Extracted records:
_ _ _ _

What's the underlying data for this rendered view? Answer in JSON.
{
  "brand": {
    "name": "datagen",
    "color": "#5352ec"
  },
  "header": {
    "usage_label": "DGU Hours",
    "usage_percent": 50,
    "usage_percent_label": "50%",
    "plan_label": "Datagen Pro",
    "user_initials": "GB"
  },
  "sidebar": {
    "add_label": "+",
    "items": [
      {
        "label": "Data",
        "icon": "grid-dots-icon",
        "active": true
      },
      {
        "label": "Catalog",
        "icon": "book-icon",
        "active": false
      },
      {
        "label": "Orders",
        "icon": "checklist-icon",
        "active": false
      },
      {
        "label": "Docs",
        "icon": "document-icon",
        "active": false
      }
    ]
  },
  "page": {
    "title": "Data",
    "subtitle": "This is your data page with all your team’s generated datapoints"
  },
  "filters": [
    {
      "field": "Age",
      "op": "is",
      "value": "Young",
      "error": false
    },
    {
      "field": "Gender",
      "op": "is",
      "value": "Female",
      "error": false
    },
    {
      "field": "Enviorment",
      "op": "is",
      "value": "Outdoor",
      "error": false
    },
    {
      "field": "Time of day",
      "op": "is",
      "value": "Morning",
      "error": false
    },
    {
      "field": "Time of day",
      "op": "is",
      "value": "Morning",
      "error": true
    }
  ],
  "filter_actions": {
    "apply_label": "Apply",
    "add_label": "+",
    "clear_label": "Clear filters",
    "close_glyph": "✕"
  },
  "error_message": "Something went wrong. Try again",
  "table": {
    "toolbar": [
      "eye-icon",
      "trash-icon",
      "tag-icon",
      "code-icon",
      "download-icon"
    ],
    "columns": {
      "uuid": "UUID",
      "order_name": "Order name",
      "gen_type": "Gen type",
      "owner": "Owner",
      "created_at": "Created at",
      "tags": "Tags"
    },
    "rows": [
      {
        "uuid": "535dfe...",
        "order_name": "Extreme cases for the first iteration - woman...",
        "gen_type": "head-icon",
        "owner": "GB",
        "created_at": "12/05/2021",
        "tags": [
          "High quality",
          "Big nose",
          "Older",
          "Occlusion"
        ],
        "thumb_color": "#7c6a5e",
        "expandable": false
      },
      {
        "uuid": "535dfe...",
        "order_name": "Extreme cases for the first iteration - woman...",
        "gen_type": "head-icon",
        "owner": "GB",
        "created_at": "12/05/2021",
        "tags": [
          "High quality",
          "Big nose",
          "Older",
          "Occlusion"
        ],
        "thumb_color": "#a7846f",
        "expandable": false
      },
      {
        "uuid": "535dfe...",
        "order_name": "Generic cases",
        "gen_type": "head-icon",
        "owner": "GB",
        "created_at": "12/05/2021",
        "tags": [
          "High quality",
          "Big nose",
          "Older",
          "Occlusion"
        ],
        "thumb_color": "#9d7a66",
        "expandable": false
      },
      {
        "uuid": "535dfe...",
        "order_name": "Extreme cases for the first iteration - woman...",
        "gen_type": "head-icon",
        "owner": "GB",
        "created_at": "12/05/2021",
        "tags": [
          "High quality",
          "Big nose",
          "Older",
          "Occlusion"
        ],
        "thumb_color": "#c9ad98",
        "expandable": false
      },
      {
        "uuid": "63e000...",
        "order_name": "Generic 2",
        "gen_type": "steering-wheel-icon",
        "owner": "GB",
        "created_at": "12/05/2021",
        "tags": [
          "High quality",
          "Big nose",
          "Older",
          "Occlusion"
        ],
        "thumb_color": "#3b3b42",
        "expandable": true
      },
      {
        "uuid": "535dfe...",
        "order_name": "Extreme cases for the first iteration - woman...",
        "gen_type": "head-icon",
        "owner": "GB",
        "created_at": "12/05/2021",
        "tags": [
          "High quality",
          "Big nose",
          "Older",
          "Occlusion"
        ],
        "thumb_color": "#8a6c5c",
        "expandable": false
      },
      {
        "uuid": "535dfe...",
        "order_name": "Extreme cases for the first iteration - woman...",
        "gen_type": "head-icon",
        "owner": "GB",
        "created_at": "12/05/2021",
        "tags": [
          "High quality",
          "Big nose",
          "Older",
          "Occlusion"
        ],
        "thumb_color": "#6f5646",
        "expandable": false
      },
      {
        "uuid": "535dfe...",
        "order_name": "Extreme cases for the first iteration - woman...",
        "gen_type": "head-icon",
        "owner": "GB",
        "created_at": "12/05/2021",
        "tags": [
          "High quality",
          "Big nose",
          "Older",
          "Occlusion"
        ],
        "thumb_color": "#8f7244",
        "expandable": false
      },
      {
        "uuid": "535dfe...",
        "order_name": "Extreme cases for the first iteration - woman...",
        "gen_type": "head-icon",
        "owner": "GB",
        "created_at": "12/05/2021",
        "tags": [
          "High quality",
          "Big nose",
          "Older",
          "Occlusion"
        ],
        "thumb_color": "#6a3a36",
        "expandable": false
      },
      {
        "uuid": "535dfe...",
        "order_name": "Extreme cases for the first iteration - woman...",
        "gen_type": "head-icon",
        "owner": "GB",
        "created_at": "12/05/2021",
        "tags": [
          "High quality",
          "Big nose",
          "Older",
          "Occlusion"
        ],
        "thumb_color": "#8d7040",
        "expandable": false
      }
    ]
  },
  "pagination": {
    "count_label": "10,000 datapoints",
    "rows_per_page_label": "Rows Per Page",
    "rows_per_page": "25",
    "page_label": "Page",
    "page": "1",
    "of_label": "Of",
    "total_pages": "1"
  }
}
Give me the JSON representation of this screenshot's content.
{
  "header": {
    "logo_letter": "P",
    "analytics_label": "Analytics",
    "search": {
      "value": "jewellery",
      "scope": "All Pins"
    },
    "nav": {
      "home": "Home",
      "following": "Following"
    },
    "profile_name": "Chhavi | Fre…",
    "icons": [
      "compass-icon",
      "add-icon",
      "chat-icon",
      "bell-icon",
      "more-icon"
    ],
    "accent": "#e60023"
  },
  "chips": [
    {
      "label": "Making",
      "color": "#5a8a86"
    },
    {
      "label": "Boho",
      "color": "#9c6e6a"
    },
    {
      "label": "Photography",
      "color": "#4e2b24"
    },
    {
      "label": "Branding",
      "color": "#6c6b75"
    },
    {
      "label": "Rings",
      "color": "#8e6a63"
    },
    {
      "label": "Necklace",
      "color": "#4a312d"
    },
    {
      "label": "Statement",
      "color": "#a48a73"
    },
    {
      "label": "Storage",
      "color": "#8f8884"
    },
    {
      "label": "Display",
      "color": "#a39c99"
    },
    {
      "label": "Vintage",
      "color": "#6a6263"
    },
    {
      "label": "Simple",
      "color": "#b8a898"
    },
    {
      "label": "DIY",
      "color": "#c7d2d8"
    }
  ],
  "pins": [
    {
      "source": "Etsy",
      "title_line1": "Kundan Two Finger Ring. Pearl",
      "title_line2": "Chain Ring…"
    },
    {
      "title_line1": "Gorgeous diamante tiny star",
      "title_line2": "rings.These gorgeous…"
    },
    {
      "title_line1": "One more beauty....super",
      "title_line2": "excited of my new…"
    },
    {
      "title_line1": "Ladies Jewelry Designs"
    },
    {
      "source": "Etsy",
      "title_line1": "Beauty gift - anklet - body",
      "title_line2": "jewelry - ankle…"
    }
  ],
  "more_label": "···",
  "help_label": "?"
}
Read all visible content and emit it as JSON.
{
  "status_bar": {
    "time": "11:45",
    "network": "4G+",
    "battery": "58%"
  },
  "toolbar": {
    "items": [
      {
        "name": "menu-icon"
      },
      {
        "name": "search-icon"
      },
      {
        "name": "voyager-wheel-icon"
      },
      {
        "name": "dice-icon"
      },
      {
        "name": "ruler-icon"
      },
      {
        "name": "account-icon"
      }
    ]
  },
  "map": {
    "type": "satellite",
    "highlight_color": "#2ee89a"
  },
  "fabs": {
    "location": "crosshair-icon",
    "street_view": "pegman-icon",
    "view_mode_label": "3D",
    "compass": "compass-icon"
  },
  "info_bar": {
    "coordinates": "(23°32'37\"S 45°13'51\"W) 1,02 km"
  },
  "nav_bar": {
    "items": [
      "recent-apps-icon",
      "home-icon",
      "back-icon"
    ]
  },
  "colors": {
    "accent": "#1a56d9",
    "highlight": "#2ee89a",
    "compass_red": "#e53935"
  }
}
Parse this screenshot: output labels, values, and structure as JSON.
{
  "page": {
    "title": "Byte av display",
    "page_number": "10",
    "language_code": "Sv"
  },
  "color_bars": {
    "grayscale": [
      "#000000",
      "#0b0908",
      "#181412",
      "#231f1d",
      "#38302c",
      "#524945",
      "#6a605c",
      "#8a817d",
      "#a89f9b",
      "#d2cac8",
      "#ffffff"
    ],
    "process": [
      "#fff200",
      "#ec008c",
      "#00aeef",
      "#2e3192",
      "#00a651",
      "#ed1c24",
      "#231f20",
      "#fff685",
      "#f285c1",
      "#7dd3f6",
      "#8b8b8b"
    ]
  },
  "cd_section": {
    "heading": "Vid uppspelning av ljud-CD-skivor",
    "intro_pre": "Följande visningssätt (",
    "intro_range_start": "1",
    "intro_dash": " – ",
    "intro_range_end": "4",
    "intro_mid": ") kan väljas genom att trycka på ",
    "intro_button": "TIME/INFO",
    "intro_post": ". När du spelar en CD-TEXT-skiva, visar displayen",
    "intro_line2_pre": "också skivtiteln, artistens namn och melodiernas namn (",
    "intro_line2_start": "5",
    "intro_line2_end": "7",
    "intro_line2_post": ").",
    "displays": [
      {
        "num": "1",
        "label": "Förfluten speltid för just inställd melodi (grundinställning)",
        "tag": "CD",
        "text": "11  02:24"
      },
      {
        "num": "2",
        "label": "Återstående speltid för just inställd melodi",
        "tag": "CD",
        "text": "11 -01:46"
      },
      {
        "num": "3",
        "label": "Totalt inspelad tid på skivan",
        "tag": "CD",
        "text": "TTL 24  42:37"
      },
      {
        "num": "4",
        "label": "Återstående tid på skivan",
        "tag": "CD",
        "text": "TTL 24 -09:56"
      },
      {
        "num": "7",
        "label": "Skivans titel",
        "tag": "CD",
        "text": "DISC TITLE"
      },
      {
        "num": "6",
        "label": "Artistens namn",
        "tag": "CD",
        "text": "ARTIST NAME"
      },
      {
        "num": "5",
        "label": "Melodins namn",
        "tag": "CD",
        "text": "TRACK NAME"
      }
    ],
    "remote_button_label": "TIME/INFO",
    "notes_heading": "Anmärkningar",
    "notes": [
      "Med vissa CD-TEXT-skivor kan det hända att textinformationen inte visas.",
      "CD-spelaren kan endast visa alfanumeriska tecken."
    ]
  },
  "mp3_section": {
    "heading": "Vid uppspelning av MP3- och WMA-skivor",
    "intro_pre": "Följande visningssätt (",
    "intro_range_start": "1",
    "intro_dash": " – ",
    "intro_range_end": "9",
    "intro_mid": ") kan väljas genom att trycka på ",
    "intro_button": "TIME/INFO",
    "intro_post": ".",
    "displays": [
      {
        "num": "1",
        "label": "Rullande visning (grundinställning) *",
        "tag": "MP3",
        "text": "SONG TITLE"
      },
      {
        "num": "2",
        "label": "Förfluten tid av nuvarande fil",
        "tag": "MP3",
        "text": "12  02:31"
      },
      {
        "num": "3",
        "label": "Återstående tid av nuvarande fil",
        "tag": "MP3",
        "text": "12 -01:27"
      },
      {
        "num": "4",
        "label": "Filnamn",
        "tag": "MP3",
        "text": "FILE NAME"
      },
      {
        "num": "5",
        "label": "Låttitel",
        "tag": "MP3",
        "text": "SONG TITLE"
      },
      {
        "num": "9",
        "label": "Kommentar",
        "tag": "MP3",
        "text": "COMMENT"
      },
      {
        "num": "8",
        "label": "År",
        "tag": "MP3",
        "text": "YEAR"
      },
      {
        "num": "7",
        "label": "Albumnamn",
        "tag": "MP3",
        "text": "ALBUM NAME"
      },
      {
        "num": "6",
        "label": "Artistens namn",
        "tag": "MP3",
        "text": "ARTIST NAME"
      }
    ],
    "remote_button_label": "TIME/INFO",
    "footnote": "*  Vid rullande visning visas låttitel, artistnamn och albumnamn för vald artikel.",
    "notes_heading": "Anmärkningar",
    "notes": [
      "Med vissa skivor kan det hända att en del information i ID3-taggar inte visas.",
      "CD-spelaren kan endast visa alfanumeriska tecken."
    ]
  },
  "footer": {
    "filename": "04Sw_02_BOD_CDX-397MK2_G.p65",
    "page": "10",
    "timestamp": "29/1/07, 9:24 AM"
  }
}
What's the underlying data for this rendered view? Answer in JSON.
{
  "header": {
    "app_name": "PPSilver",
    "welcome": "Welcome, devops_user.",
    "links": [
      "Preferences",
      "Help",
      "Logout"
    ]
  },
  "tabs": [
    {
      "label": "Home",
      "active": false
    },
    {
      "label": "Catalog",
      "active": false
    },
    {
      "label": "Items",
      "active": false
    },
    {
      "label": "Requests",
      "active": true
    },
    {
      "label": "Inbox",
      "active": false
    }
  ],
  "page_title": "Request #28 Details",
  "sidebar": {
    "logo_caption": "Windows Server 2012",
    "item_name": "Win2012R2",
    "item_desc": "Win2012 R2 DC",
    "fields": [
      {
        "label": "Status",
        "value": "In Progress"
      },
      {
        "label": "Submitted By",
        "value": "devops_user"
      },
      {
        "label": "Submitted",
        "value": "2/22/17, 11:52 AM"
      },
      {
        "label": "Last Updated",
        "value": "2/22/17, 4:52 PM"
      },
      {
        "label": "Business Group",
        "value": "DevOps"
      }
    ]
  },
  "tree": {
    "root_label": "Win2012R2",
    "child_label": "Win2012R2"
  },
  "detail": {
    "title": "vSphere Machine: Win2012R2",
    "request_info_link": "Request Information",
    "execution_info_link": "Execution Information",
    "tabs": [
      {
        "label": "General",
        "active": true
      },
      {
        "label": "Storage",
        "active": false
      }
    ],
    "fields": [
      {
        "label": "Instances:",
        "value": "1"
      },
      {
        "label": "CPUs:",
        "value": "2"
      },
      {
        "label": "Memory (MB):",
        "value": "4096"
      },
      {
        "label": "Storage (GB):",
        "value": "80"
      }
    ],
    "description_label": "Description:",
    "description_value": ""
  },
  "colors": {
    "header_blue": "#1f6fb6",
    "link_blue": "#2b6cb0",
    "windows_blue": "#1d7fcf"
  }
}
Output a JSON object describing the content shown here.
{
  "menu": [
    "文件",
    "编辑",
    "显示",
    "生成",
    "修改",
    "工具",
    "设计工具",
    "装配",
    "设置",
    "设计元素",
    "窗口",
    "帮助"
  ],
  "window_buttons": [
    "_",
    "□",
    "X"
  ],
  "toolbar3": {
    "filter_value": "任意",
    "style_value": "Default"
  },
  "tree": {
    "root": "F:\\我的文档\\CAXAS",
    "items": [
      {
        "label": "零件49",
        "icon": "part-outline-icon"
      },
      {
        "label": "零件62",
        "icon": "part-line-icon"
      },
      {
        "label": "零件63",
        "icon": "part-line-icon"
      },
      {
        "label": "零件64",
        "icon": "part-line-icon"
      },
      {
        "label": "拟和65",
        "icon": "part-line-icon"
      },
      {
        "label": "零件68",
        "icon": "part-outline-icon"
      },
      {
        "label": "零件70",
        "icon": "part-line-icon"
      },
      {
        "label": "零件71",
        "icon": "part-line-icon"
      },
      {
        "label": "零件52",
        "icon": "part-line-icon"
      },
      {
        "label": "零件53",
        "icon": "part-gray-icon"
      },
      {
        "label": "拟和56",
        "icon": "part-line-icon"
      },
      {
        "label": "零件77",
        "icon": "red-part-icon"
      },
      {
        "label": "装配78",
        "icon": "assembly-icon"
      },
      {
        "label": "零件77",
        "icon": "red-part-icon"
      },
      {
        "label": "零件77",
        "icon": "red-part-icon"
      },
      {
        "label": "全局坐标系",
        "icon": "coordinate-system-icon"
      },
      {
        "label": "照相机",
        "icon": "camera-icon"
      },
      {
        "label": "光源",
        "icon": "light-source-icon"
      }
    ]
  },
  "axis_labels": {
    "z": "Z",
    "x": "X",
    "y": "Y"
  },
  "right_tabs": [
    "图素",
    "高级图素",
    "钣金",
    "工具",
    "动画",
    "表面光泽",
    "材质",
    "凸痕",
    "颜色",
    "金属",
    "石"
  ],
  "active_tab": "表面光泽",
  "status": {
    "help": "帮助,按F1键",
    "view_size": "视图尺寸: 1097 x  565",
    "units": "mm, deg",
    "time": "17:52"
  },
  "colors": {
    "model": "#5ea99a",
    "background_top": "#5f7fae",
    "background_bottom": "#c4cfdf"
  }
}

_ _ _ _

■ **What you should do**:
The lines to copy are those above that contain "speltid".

■ **Written response**:
        "label": "Förfluten speltid för just inställd melodi (grundinställning)",
        "label": "Återstående speltid för just inställd melodi",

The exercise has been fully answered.